== Data in this exercise ==

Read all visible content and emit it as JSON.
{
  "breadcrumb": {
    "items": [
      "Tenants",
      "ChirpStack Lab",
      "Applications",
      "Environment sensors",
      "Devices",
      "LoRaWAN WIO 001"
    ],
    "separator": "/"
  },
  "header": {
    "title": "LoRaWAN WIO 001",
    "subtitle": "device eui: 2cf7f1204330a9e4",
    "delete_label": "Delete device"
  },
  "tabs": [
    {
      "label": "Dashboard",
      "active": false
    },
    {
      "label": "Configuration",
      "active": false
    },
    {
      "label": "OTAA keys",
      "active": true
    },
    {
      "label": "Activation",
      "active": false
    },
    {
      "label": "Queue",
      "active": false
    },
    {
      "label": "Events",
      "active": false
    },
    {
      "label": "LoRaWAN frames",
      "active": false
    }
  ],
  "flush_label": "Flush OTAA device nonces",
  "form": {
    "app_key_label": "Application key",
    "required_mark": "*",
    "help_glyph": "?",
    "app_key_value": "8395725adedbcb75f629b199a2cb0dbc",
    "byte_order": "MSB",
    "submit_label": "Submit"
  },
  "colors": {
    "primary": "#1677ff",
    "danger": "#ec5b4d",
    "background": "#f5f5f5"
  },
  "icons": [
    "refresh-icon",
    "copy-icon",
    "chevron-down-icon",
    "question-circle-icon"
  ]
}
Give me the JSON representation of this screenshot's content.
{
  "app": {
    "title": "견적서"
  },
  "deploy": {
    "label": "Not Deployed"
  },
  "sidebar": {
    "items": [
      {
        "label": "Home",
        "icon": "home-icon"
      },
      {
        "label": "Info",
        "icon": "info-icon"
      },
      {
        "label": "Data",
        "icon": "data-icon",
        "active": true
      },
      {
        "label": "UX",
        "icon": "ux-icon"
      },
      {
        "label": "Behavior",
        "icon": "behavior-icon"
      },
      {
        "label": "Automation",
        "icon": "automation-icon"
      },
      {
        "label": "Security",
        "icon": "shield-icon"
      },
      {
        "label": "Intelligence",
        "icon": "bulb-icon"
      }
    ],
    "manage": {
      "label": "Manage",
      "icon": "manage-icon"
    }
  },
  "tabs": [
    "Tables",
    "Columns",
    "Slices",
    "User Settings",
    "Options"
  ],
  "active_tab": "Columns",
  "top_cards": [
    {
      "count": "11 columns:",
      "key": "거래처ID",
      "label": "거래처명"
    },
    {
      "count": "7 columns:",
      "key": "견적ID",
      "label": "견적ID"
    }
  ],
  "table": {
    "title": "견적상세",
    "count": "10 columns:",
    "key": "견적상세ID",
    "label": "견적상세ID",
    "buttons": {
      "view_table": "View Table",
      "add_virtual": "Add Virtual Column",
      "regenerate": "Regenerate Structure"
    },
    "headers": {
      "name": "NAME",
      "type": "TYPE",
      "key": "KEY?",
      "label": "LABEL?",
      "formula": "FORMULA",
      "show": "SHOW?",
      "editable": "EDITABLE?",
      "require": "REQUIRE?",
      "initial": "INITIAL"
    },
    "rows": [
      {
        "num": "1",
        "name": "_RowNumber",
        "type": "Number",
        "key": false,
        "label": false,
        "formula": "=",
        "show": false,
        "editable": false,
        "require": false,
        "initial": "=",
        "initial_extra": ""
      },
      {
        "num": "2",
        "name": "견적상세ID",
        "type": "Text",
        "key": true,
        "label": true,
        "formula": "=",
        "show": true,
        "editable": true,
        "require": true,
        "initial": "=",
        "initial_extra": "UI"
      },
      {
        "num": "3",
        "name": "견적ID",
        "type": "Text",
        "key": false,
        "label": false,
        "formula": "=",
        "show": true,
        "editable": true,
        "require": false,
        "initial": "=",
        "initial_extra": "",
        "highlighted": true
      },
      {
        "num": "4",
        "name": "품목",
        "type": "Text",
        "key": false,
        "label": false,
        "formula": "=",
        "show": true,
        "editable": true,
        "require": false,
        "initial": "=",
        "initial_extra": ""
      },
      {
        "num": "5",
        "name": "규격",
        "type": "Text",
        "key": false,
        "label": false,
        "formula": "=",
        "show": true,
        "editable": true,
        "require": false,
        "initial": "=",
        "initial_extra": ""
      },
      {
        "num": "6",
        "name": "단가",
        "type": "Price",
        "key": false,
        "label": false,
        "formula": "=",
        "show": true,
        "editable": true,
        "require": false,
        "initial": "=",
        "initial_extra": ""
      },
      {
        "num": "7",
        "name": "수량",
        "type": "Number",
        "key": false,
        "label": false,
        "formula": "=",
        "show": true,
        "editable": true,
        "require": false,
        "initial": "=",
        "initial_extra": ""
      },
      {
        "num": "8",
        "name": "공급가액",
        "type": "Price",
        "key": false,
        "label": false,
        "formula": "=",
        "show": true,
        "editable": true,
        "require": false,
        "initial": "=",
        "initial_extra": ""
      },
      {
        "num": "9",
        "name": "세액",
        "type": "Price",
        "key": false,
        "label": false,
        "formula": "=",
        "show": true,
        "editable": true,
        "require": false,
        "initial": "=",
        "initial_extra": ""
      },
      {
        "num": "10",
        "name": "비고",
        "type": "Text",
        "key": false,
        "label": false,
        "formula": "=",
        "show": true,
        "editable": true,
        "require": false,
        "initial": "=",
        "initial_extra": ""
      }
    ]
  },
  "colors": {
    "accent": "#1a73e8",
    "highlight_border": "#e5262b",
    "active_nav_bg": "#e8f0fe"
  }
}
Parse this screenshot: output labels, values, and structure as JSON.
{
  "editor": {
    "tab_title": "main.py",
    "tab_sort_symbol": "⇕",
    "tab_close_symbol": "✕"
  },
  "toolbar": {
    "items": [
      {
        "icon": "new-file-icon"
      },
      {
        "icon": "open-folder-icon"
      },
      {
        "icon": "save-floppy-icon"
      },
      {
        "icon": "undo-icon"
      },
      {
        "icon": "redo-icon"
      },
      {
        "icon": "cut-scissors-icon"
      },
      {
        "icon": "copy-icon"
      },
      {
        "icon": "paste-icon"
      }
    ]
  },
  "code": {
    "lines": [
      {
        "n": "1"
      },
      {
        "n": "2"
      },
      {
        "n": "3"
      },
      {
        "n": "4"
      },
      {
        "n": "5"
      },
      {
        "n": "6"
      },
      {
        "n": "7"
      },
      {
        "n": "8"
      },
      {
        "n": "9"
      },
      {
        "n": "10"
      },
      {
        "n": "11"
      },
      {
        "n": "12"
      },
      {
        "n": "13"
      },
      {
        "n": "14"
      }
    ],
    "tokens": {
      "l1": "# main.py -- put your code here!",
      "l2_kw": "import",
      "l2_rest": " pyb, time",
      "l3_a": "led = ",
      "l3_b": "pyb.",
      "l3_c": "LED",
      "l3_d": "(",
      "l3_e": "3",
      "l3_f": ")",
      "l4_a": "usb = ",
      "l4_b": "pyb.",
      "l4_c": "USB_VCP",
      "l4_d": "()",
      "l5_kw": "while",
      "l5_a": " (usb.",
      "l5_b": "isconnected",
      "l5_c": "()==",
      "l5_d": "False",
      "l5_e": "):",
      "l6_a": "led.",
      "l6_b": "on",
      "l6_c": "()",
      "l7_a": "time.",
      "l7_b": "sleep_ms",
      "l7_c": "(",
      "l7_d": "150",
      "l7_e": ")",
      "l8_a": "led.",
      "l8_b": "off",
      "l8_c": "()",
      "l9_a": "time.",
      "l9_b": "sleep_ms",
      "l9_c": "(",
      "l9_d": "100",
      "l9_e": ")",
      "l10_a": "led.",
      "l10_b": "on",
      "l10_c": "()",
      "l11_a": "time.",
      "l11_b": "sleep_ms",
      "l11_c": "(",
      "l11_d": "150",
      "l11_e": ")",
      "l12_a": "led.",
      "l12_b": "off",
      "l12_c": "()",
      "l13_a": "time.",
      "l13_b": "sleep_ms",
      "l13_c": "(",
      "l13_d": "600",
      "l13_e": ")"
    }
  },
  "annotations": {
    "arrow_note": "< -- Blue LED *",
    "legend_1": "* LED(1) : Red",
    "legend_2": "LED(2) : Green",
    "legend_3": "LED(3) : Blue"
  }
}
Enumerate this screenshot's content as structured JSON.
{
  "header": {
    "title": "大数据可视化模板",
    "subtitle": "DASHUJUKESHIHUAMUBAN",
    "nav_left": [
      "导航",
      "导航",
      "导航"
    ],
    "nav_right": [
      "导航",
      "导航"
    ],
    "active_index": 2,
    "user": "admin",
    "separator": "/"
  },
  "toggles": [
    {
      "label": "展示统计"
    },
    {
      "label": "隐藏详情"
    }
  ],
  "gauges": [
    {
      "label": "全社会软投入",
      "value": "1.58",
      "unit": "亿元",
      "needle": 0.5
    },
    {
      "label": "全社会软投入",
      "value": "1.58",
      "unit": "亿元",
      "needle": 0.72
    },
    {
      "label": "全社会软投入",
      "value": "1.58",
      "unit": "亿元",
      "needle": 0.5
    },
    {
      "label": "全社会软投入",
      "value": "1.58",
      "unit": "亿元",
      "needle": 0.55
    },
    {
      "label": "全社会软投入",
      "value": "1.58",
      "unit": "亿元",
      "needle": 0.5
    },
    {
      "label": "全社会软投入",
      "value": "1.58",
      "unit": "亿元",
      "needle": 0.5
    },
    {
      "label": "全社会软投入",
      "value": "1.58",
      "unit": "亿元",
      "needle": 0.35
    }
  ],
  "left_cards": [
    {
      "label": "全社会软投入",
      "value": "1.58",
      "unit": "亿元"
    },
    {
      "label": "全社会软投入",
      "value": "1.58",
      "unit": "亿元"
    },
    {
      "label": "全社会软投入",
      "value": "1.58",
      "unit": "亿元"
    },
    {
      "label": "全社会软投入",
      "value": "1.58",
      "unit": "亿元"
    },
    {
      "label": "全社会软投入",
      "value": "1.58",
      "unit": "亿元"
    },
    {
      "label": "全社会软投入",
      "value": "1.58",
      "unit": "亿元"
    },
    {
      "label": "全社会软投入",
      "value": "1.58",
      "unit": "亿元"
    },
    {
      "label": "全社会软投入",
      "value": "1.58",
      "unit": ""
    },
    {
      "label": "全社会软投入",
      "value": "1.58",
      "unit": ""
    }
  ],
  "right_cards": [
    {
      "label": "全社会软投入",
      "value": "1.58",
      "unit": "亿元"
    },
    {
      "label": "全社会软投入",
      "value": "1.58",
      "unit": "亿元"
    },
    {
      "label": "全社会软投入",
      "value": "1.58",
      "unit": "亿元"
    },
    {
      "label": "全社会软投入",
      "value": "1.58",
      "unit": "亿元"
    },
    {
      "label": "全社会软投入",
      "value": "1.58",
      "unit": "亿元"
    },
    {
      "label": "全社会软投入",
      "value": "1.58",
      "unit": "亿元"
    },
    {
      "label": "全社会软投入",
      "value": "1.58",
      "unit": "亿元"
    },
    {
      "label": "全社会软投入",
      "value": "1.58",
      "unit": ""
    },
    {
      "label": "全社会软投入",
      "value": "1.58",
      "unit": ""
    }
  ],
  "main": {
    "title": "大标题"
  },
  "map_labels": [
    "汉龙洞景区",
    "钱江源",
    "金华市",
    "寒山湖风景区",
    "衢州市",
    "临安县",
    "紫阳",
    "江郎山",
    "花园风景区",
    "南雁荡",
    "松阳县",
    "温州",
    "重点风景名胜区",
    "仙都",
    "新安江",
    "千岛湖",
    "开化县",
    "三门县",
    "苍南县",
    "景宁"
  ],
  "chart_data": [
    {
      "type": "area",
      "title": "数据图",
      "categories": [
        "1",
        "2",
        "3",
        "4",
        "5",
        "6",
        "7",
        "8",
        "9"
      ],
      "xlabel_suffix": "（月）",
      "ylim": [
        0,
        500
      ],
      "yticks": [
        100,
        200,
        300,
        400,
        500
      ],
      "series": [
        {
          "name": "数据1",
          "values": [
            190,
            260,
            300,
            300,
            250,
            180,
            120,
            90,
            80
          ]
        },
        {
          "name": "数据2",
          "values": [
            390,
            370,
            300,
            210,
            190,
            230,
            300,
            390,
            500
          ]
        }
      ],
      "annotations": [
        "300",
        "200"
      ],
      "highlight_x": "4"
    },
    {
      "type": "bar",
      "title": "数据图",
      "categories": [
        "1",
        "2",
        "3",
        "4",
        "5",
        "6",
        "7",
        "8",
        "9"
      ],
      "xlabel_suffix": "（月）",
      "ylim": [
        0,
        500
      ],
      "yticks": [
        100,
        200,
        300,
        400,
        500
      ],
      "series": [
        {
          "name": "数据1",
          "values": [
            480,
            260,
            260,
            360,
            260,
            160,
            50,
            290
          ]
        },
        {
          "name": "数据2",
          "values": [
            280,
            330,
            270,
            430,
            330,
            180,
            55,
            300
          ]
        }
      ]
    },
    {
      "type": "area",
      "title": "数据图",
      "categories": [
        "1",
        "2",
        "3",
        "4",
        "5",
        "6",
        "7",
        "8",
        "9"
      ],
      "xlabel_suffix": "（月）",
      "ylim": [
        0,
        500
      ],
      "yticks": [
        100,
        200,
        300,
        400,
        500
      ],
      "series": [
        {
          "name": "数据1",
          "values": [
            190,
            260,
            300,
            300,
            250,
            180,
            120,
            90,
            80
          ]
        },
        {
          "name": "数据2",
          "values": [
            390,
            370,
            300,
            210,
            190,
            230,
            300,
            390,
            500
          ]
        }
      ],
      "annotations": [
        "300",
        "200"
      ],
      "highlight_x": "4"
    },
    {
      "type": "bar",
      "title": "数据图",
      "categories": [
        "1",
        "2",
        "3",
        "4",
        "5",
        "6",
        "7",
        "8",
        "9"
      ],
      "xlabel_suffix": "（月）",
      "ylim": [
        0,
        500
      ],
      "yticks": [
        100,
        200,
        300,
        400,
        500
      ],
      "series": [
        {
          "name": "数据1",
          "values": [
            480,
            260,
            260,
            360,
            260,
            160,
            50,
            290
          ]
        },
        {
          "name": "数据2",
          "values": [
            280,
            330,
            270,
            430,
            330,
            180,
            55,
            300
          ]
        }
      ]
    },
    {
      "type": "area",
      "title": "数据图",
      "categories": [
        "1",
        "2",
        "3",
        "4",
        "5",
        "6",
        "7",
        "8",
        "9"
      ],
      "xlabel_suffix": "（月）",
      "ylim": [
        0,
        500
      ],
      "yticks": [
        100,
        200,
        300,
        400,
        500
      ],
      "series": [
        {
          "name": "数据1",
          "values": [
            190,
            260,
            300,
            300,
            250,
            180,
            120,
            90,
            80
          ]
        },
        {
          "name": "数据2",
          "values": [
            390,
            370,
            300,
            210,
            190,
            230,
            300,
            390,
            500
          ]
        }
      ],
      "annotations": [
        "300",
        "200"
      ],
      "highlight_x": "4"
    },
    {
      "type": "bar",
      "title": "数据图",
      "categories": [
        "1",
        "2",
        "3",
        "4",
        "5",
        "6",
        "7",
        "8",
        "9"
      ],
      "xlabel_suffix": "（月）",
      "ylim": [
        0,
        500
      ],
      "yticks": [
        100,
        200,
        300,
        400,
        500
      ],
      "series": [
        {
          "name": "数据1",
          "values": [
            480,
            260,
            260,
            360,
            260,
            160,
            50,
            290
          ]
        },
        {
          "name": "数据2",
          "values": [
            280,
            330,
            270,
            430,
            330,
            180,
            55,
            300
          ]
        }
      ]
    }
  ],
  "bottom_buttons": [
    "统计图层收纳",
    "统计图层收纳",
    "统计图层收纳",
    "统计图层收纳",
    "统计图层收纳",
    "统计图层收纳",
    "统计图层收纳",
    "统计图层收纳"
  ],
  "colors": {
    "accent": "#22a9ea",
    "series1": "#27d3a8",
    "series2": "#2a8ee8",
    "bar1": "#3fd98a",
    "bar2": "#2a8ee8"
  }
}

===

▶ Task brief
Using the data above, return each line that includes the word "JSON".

▶ Answer to this problem
Read all visible content and emit it as JSON.
Give me the JSON representation of this screenshot's content.
Parse this screenshot: output labels, values, and structure as JSON.
Enumerate this screenshot's content as structured JSON.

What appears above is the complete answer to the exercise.